(Beginning of Material for this task)

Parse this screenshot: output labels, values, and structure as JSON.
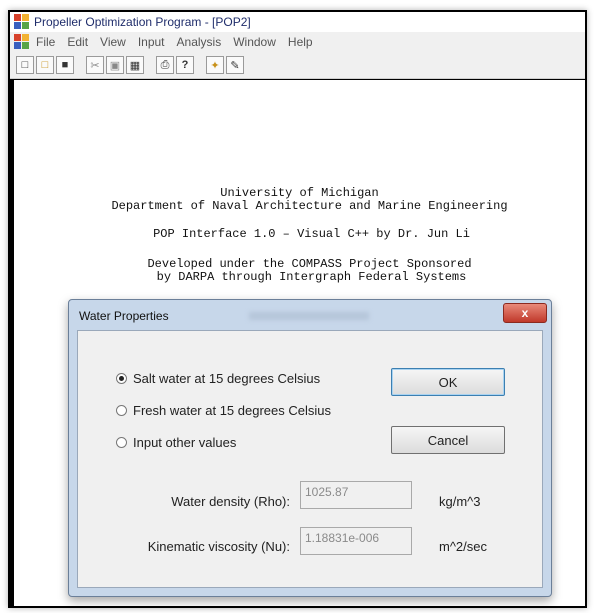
{
  "window": {
    "title": "Propeller Optimization Program - [POP2]"
  },
  "menubar": {
    "items": [
      "File",
      "Edit",
      "View",
      "Input",
      "Analysis",
      "Window",
      "Help"
    ]
  },
  "toolbar": {
    "icons": [
      "new-icon",
      "open-icon",
      "save-icon",
      "cut-icon",
      "copy-icon",
      "paste-icon",
      "print-icon",
      "help-icon",
      "tool-icon",
      "edit-icon"
    ]
  },
  "document": {
    "line1": "University of Michigan",
    "line2": "Department of Naval Architecture and Marine Engineering",
    "line3": "POP Interface 1.0 – Visual C++ by Dr. Jun Li",
    "line4": "Developed under the COMPASS Project Sponsored",
    "line5": "by DARPA through Intergraph Federal Systems"
  },
  "dialog": {
    "title": "Water Properties",
    "close_label": "x",
    "options": [
      {
        "label": "Salt water at 15 degrees Celsius",
        "checked": true
      },
      {
        "label": "Fresh water at 15 degrees Celsius",
        "checked": false
      },
      {
        "label": "Input other values",
        "checked": false
      }
    ],
    "ok_label": "OK",
    "cancel_label": "Cancel",
    "density_label": "Water density (Rho):",
    "density_value": "1025.87",
    "density_unit": "kg/m^3",
    "viscosity_label": "Kinematic viscosity (Nu):",
    "viscosity_value": "1.18831e-006",
    "viscosity_unit": "m^2/sec"
  },
  "colors": {
    "dialog_frame": "#c7d7ea",
    "close_button": "#c0392b",
    "title_text": "#1f2d6b"
  }
}
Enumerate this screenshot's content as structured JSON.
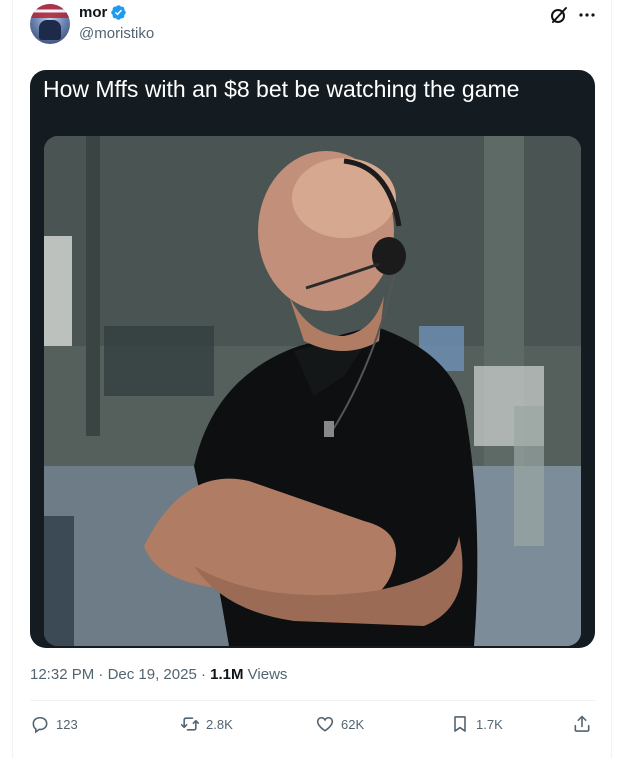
{
  "tweet": {
    "author": {
      "display_name": "mor",
      "handle": "@moristiko",
      "verified": true
    },
    "media": {
      "caption": "How Mffs with an $8 bet be watching the game"
    },
    "meta": {
      "time": "12:32 PM",
      "separator": "·",
      "date": "Dec 19, 2025",
      "views_count": "1.1M",
      "views_label": "Views"
    },
    "actions": {
      "reply_count": "123",
      "retweet_count": "2.8K",
      "like_count": "62K",
      "bookmark_count": "1.7K"
    }
  },
  "colors": {
    "text_primary": "#0f1419",
    "text_secondary": "#536471",
    "verified_blue": "#1d9bf0",
    "media_background": "#141c22",
    "divider": "#eff3f4"
  },
  "icons": [
    "verified-badge-icon",
    "grok-icon",
    "more-icon",
    "reply-icon",
    "retweet-icon",
    "like-icon",
    "bookmark-icon",
    "share-icon"
  ]
}
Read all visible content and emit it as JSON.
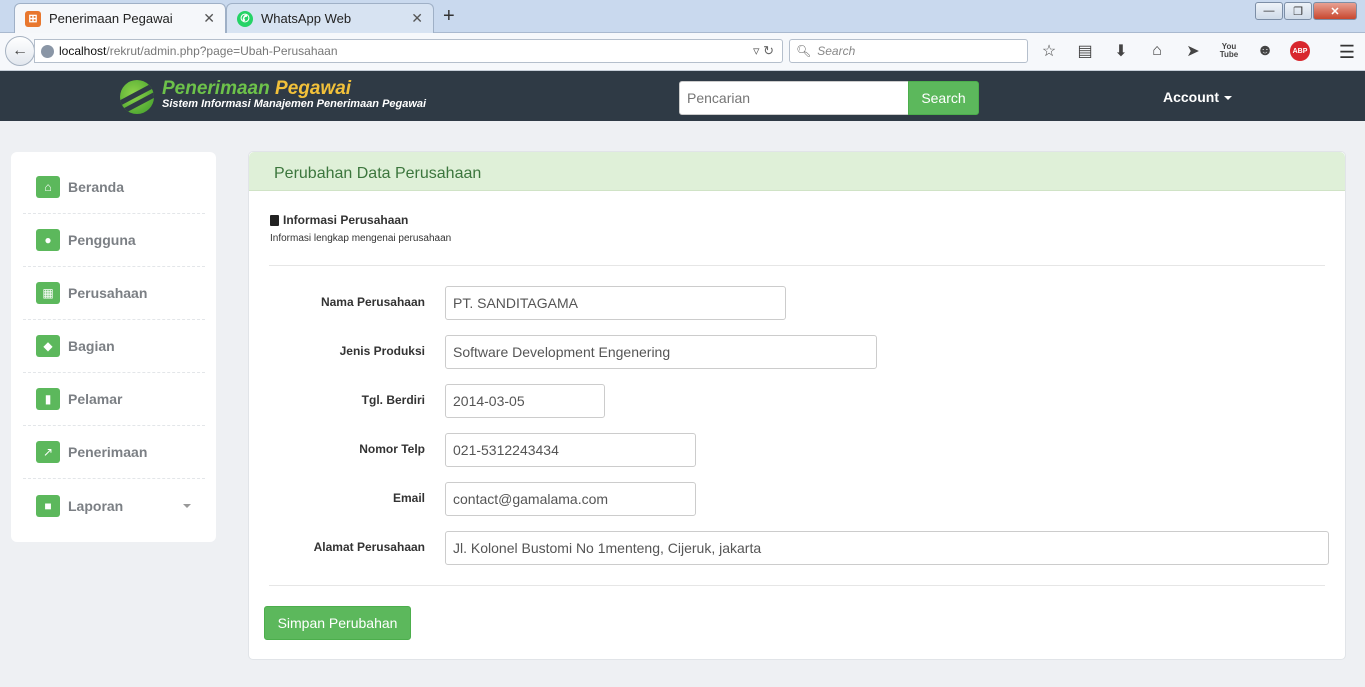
{
  "browser": {
    "tabs": [
      {
        "title": "Penerimaan Pegawai",
        "active": true,
        "icon": "xampp-icon"
      },
      {
        "title": "WhatsApp Web",
        "active": false,
        "icon": "whatsapp-icon"
      }
    ],
    "url_host": "localhost",
    "url_path": "/rekrut/admin.php?page=Ubah-Perusahaan",
    "search_placeholder": "Search",
    "abp_label": "ABP",
    "youtube_label": "You Tube"
  },
  "header": {
    "brand_title_part1": "Penerimaan",
    "brand_title_part2": "Pegawai",
    "brand_subtitle": "Sistem Informasi Manajemen Penerimaan Pegawai",
    "search_placeholder": "Pencarian",
    "search_button": "Search",
    "account_label": "Account"
  },
  "sidebar": {
    "items": [
      {
        "label": "Beranda",
        "icon": "home-icon"
      },
      {
        "label": "Pengguna",
        "icon": "user-icon"
      },
      {
        "label": "Perusahaan",
        "icon": "picture-icon"
      },
      {
        "label": "Bagian",
        "icon": "tags-icon"
      },
      {
        "label": "Pelamar",
        "icon": "stats-icon"
      },
      {
        "label": "Penerimaan",
        "icon": "share-icon"
      },
      {
        "label": "Laporan",
        "icon": "book-icon",
        "has_dropdown": true
      }
    ]
  },
  "main": {
    "panel_title": "Perubahan Data Perusahaan",
    "section_title": "Informasi Perusahaan",
    "section_subtitle": "Informasi lengkap mengenai perusahaan",
    "fields": [
      {
        "label": "Nama Perusahaan",
        "value": "PT. SANDITAGAMA"
      },
      {
        "label": "Jenis Produksi",
        "value": "Software Development Engenering"
      },
      {
        "label": "Tgl. Berdiri",
        "value": "2014-03-05"
      },
      {
        "label": "Nomor Telp",
        "value": "021-5312243434"
      },
      {
        "label": "Email",
        "value": "contact@gamalama.com"
      },
      {
        "label": "Alamat Perusahaan",
        "value": "Jl. Kolonel Bustomi No 1menteng, Cijeruk, jakarta"
      }
    ],
    "save_button": "Simpan Perubahan"
  },
  "colors": {
    "accent_green": "#5cb85c",
    "header_dark": "#2f3a45",
    "panel_head_bg": "#dff0d8",
    "panel_title": "#3c763d"
  }
}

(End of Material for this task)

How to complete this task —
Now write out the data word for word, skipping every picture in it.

Task answer —
Parse this screenshot: output labels, values, and structure as JSON.
{
  "window": {
    "title": "Propeller Optimization Program - [POP2]"
  },
  "menubar": {
    "items": [
      "File",
      "Edit",
      "View",
      "Input",
      "Analysis",
      "Window",
      "Help"
    ]
  },
  "toolbar": {
    "icons": [
      "new-icon",
      "open-icon",
      "save-icon",
      "cut-icon",
      "copy-icon",
      "paste-icon",
      "print-icon",
      "help-icon",
      "tool-icon",
      "edit-icon"
    ]
  },
  "document": {
    "line1": "University of Michigan",
    "line2": "Department of Naval Architecture and Marine Engineering",
    "line3": "POP Interface 1.0 – Visual C++ by Dr. Jun Li",
    "line4": "Developed under the COMPASS Project Sponsored",
    "line5": "by DARPA through Intergraph Federal Systems"
  },
  "dialog": {
    "title": "Water Properties",
    "close_label": "x",
    "options": [
      {
        "label": "Salt water at 15 degrees Celsius",
        "checked": true
      },
      {
        "label": "Fresh water at 15 degrees Celsius",
        "checked": false
      },
      {
        "label": "Input other values",
        "checked": false
      }
    ],
    "ok_label": "OK",
    "cancel_label": "Cancel",
    "density_label": "Water density (Rho):",
    "density_value": "1025.87",
    "density_unit": "kg/m^3",
    "viscosity_label": "Kinematic viscosity (Nu):",
    "viscosity_value": "1.18831e-006",
    "viscosity_unit": "m^2/sec"
  },
  "colors": {
    "dialog_frame": "#c7d7ea",
    "close_button": "#c0392b",
    "title_text": "#1f2d6b"
  }
}
Enumerate this screenshot's content as structured JSON.
{
  "tweet": {
    "author": {
      "display_name": "mor",
      "handle": "@moristiko",
      "verified": true
    },
    "media": {
      "caption": "How Mffs with an $8 bet be watching the game"
    },
    "meta": {
      "time": "12:32 PM",
      "separator": "·",
      "date": "Dec 19, 2025",
      "views_count": "1.1M",
      "views_label": "Views"
    },
    "actions": {
      "reply_count": "123",
      "retweet_count": "2.8K",
      "like_count": "62K",
      "bookmark_count": "1.7K"
    }
  },
  "colors": {
    "text_primary": "#0f1419",
    "text_secondary": "#536471",
    "verified_blue": "#1d9bf0",
    "media_background": "#141c22",
    "divider": "#eff3f4"
  },
  "icons": [
    "verified-badge-icon",
    "grok-icon",
    "more-icon",
    "reply-icon",
    "retweet-icon",
    "like-icon",
    "bookmark-icon",
    "share-icon"
  ]
}
Read all visible content and emit it as JSON.
{
  "browser": {
    "tabs": [
      {
        "title": "Penerimaan Pegawai",
        "active": true,
        "icon": "xampp-icon"
      },
      {
        "title": "WhatsApp Web",
        "active": false,
        "icon": "whatsapp-icon"
      }
    ],
    "url_host": "localhost",
    "url_path": "/rekrut/admin.php?page=Ubah-Perusahaan",
    "search_placeholder": "Search",
    "abp_label": "ABP",
    "youtube_label": "You Tube"
  },
  "header": {
    "brand_title_part1": "Penerimaan",
    "brand_title_part2": "Pegawai",
    "brand_subtitle": "Sistem Informasi Manajemen Penerimaan Pegawai",
    "search_placeholder": "Pencarian",
    "search_button": "Search",
    "account_label": "Account"
  },
  "sidebar": {
    "items": [
      {
        "label": "Beranda",
        "icon": "home-icon"
      },
      {
        "label": "Pengguna",
        "icon": "user-icon"
      },
      {
        "label": "Perusahaan",
        "icon": "picture-icon"
      },
      {
        "label": "Bagian",
        "icon": "tags-icon"
      },
      {
        "label": "Pelamar",
        "icon": "stats-icon"
      },
      {
        "label": "Penerimaan",
        "icon": "share-icon"
      },
      {
        "label": "Laporan",
        "icon": "book-icon",
        "has_dropdown": true
      }
    ]
  },
  "main": {
    "panel_title": "Perubahan Data Perusahaan",
    "section_title": "Informasi Perusahaan",
    "section_subtitle": "Informasi lengkap mengenai perusahaan",
    "fields": [
      {
        "label": "Nama Perusahaan",
        "value": "PT. SANDITAGAMA"
      },
      {
        "label": "Jenis Produksi",
        "value": "Software Development Engenering"
      },
      {
        "label": "Tgl. Berdiri",
        "value": "2014-03-05"
      },
      {
        "label": "Nomor Telp",
        "value": "021-5312243434"
      },
      {
        "label": "Email",
        "value": "contact@gamalama.com"
      },
      {
        "label": "Alamat Perusahaan",
        "value": "Jl. Kolonel Bustomi No 1menteng, Cijeruk, jakarta"
      }
    ],
    "save_button": "Simpan Perubahan"
  },
  "colors": {
    "accent_green": "#5cb85c",
    "header_dark": "#2f3a45",
    "panel_head_bg": "#dff0d8",
    "panel_title": "#3c763d"
  }
}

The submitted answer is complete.